» **How to complete this task**
Report, word for word, every line of the material that contains "title".
--- Data for this task Enclosed Below ---
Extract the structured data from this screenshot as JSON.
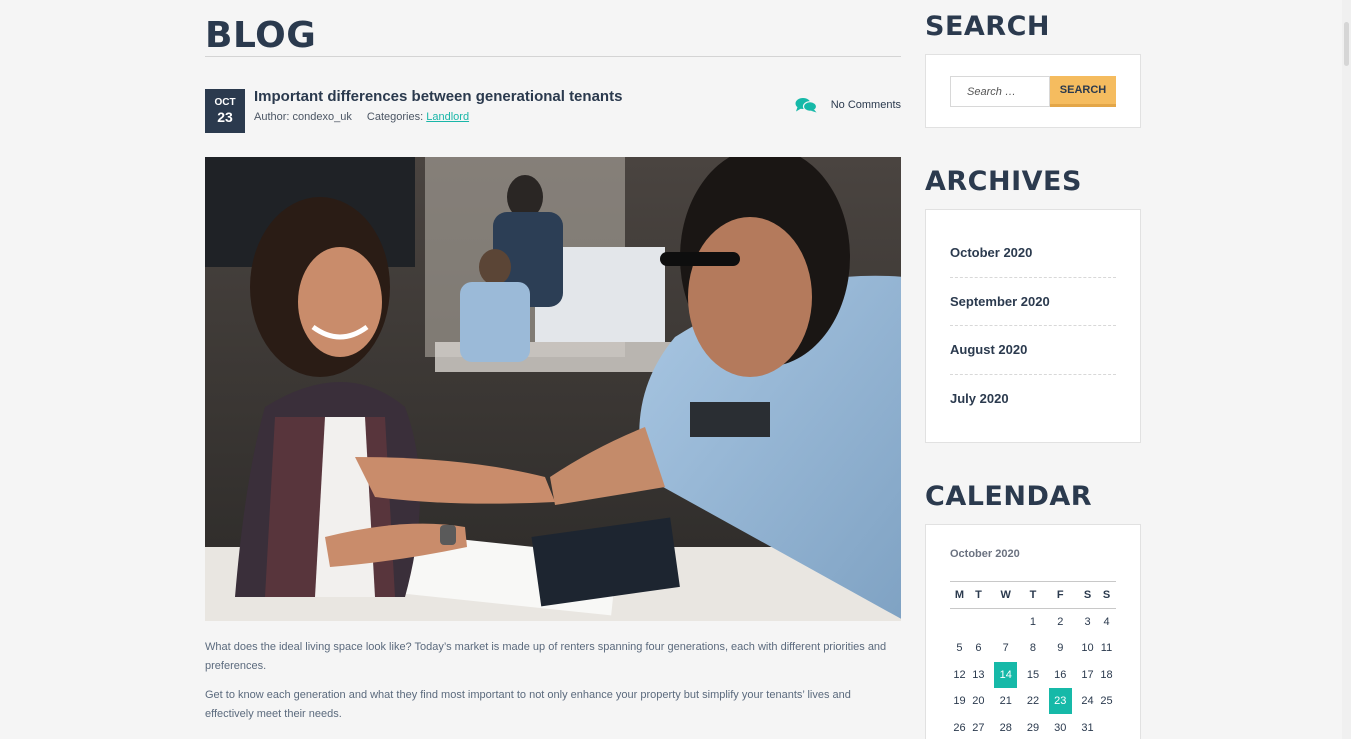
{
  "page": {
    "heading": "BLOG"
  },
  "post": {
    "date_month": "OCT",
    "date_day": "23",
    "title": "Important differences between generational tenants",
    "author_label": "Author:",
    "author": "condexo_uk",
    "categories_label": "Categories:",
    "category": "Landlord",
    "comments": "No Comments",
    "paragraphs": [
      "What does the ideal living space look like? Today’s market is made up of renters spanning four generations, each with different priorities and preferences.",
      "Get to know each generation and what they find most important to not only enhance your property but simplify your tenants’ lives and effectively meet their needs."
    ]
  },
  "sidebar": {
    "search": {
      "title": "SEARCH",
      "placeholder": "Search …",
      "button": "SEARCH"
    },
    "archives": {
      "title": "ARCHIVES",
      "items": [
        "October 2020",
        "September 2020",
        "August 2020",
        "July 2020"
      ]
    },
    "calendar": {
      "title": "CALENDAR",
      "caption": "October 2020",
      "weekdays": [
        "M",
        "T",
        "W",
        "T",
        "F",
        "S",
        "S"
      ],
      "weeks": [
        [
          "",
          "",
          "",
          "1",
          "2",
          "3",
          "4"
        ],
        [
          "5",
          "6",
          "7",
          "8",
          "9",
          "10",
          "11"
        ],
        [
          "12",
          "13",
          "14",
          "15",
          "16",
          "17",
          "18"
        ],
        [
          "19",
          "20",
          "21",
          "22",
          "23",
          "24",
          "25"
        ],
        [
          "26",
          "27",
          "28",
          "29",
          "30",
          "31",
          ""
        ]
      ],
      "highlighted": [
        "14",
        "23"
      ]
    }
  },
  "colors": {
    "navy": "#2b3a4e",
    "teal": "#16b9a8",
    "amber": "#f5bc5f",
    "background": "#f5f5f5"
  },
  "icons": {
    "comments": "comments-icon"
  }
}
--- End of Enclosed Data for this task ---
» **Solution**
    "title": "Important differences between generational tenants",
      "title": "SEARCH",
      "title": "ARCHIVES",
      "title": "CALENDAR",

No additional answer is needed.